TORONTO — Melting ice is opening up the Northwest Passage and reviving a dispute between the United States and Canada over who controls the potentially lucrative shipping route.
The United States calls the passage an international strait, open to all. Canada claims control because it considers the passage an internal waterway, like the Mississippi River...
For Canada, the Northwest Passage is a symbol of national sovereignty, which Canadians guard fiercely. The Canadian national anthem boasts of the "True North, strong and free."
"Some issues go beyond rationality," says Rob Huebert, associate director of the University of Calgary's Center for Military and Strategic Studies. "Any sign of an affront to northern sovereignty is absolutely guaranteed to get on the front page of all the newspapers."
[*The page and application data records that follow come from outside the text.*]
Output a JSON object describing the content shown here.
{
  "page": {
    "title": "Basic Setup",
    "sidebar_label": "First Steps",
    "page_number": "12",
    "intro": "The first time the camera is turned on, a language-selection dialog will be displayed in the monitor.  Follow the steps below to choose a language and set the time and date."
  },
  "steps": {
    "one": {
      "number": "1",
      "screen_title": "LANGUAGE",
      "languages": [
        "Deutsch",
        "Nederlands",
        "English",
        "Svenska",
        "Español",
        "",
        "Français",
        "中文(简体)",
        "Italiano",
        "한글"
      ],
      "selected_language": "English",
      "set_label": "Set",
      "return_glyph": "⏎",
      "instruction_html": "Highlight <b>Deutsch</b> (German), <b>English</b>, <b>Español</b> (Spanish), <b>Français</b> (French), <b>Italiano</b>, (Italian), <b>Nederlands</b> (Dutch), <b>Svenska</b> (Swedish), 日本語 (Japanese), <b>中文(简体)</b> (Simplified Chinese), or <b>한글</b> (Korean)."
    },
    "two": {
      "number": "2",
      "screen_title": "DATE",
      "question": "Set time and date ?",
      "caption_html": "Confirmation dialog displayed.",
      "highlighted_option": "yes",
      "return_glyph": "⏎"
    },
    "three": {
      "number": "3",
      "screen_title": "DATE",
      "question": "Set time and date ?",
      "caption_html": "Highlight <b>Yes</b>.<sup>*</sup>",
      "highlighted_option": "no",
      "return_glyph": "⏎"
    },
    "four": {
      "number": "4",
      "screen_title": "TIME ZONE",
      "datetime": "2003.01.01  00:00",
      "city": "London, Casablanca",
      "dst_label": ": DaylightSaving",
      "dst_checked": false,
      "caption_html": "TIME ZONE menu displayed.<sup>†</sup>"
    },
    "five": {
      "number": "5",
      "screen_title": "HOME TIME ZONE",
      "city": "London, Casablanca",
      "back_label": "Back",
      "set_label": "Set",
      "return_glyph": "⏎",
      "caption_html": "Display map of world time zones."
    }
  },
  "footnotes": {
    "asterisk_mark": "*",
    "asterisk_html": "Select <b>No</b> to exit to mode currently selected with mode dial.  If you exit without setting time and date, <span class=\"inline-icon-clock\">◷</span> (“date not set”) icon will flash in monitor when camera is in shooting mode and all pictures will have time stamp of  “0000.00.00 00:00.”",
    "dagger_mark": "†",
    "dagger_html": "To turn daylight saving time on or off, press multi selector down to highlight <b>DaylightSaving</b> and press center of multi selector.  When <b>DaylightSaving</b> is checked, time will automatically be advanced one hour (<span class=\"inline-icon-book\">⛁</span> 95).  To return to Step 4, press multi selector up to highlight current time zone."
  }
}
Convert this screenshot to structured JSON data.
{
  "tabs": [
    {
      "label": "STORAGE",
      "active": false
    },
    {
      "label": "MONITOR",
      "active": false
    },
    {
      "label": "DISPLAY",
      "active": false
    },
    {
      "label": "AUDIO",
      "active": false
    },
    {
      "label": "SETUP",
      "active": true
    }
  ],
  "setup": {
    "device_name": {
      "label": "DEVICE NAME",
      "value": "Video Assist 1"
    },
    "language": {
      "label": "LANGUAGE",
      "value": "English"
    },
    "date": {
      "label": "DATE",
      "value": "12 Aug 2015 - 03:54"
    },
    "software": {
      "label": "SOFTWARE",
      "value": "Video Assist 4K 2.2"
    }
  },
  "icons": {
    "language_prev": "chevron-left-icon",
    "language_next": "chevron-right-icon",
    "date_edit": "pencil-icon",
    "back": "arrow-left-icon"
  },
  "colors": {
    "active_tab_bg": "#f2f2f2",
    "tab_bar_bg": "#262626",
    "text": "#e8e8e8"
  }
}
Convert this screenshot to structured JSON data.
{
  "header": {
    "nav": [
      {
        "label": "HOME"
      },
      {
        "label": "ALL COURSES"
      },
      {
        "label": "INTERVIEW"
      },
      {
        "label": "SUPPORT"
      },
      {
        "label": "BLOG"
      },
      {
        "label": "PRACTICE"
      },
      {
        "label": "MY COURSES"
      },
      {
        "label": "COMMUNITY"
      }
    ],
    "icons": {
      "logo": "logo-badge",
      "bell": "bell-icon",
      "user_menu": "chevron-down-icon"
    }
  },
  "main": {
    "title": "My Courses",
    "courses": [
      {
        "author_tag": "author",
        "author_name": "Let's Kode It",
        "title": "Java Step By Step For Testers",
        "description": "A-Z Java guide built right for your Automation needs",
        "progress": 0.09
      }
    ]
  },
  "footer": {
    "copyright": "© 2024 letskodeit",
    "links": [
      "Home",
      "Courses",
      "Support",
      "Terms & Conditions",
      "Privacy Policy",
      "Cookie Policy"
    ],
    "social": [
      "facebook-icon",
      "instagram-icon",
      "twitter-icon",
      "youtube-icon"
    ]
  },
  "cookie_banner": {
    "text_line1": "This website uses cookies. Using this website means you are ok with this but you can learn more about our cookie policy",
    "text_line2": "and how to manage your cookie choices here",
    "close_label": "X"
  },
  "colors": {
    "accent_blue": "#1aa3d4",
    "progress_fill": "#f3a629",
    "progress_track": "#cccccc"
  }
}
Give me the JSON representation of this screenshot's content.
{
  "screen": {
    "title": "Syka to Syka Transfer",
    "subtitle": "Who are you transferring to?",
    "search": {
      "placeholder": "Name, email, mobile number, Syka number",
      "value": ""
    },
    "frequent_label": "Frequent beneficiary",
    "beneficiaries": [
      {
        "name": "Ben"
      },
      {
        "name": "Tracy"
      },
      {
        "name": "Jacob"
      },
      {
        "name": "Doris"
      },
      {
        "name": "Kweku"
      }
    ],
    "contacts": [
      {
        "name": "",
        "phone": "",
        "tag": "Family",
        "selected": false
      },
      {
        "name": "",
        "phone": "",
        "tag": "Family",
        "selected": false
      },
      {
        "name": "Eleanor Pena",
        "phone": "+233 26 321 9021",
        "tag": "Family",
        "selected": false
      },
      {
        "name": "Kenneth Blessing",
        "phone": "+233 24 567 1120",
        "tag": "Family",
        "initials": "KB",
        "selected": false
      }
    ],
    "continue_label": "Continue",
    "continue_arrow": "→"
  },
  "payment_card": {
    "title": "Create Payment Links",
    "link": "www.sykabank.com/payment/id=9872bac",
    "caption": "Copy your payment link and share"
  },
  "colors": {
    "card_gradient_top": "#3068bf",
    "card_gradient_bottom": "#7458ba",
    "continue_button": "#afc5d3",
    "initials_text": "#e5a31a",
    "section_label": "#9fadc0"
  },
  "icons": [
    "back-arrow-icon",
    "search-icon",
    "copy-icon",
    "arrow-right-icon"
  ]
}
That's what happened in January, when David Wilkins, the U.S. ambassador to Canada, casually mentioned the two nations' "agree to disagree" policy on the Northwest Passage. "We don't recognize Canada's claims to the waters," Wilkins said at a University of Western Ontario forum on Jan. 25.
Michael Byers, who holds the Canada Research Chair in Global Politics and International Law at the University of British Columbia, says the agree-to-disagree policy "has become unsustainable because the ice conditions are changing so dramatically..."
Click here to read the complete article